BEGIN Data

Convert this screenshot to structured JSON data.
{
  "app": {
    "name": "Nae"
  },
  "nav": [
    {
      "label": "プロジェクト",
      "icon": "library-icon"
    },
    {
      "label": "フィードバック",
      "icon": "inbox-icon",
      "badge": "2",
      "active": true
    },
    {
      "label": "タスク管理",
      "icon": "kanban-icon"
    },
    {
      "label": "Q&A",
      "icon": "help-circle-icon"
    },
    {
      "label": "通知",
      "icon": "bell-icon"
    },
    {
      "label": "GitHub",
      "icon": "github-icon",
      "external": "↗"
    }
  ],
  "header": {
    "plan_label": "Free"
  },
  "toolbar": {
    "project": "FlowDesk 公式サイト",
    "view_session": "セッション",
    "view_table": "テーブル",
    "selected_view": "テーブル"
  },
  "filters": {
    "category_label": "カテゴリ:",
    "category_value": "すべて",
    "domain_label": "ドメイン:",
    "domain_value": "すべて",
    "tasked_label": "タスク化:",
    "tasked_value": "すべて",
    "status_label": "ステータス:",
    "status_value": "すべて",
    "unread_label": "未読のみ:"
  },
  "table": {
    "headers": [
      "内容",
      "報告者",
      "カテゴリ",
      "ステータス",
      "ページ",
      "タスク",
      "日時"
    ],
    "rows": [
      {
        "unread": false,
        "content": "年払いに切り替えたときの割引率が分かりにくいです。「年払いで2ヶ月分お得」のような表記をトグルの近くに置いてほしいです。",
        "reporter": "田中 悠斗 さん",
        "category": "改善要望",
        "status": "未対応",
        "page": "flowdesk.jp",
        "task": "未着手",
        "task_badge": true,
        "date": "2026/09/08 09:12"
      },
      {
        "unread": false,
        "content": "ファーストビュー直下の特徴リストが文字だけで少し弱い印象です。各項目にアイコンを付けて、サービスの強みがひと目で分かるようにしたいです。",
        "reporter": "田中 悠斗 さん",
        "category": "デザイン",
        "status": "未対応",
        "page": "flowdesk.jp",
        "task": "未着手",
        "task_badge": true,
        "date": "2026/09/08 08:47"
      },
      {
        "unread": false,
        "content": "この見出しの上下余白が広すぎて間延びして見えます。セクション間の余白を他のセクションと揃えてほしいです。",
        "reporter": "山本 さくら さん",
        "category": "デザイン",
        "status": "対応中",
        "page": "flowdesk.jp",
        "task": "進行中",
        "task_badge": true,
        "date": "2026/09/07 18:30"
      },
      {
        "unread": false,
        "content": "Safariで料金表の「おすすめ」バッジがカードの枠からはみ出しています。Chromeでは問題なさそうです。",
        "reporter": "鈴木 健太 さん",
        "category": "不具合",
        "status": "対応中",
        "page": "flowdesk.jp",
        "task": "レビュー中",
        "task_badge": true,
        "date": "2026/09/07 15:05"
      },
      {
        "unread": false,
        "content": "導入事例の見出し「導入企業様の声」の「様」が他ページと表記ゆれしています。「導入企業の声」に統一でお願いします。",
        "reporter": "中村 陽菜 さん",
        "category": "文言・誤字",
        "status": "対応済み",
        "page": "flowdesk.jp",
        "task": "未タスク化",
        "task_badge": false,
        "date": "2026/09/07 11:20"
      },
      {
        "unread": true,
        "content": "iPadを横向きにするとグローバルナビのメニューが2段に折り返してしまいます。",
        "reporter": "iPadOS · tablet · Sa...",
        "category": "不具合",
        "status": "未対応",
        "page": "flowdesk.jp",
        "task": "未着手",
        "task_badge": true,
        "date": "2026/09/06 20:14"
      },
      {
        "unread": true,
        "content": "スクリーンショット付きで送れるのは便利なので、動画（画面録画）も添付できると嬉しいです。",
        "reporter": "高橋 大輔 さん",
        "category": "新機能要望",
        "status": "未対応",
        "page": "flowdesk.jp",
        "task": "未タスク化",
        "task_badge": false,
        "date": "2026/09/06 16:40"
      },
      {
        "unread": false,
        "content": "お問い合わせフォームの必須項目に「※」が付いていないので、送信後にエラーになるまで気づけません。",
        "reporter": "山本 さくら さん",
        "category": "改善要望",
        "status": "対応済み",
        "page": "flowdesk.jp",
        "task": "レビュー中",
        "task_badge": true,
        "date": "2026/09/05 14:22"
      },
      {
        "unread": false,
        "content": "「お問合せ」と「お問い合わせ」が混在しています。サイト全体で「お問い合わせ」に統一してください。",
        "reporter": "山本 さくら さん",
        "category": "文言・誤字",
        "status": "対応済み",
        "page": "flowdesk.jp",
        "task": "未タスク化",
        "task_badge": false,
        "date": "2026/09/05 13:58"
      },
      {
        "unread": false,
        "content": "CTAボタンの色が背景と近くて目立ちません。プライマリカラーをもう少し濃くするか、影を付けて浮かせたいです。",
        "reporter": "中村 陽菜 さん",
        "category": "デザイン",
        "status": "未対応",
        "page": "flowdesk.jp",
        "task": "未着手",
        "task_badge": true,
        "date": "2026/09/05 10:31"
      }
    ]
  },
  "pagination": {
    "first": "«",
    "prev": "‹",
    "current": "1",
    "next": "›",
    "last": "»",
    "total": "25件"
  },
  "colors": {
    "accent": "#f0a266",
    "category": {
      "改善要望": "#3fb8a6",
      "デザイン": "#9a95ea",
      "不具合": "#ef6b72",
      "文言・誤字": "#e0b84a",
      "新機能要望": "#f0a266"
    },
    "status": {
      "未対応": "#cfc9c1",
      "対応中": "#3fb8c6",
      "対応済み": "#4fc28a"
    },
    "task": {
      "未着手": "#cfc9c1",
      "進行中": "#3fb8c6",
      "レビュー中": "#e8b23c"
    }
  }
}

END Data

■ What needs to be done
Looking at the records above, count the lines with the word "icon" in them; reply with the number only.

■ Written response
6